Supplied material: Begin

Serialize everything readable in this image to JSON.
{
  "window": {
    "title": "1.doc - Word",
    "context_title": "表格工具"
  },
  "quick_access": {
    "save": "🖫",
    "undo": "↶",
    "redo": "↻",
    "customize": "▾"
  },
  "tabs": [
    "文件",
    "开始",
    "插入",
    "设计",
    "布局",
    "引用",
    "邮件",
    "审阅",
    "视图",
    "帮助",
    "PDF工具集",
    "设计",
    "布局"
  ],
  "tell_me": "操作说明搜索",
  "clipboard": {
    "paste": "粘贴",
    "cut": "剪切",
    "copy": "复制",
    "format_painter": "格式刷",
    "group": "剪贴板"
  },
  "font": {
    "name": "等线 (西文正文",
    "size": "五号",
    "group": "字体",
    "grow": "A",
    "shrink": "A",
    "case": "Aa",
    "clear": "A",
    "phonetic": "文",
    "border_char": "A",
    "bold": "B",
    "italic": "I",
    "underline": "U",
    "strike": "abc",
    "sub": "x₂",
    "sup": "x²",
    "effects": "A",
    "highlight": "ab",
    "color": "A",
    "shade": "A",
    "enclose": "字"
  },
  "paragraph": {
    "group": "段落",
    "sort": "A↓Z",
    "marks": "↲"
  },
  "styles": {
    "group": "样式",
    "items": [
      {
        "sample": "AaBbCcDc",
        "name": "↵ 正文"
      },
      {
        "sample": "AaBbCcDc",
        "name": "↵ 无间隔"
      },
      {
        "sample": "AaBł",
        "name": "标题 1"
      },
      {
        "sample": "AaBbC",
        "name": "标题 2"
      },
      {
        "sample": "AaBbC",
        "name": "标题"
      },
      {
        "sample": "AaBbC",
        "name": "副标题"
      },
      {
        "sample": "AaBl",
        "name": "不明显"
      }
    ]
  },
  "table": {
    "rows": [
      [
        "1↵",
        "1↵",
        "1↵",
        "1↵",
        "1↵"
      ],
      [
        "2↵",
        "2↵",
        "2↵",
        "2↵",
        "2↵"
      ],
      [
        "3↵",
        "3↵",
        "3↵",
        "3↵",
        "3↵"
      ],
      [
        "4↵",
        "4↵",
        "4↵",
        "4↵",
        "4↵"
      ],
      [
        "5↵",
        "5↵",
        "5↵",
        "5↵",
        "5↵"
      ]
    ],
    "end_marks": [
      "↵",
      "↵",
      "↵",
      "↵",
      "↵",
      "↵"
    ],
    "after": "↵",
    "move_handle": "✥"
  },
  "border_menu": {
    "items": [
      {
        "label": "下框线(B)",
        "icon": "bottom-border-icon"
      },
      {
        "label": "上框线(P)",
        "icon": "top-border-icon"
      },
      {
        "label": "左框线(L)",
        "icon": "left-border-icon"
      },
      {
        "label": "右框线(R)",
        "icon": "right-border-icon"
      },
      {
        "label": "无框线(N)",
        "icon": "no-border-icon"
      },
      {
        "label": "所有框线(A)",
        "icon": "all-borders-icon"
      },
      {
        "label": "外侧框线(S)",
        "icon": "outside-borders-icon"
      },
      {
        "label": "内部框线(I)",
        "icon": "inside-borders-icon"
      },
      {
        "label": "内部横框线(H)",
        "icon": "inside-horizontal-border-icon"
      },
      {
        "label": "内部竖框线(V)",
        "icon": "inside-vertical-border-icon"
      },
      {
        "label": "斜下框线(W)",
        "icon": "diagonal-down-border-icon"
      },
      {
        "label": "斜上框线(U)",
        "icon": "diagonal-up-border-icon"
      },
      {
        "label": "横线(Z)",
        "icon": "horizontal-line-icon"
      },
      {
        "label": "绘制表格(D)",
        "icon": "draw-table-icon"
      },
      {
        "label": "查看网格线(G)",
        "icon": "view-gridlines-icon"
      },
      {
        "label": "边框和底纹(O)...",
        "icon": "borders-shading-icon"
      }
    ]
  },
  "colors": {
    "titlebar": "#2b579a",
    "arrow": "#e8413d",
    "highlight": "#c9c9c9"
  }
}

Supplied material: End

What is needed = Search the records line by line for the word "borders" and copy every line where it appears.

Answer space =
        "icon": "all-borders-icon"
        "icon": "outside-borders-icon"
        "icon": "inside-borders-icon"
        "icon": "borders-shading-icon"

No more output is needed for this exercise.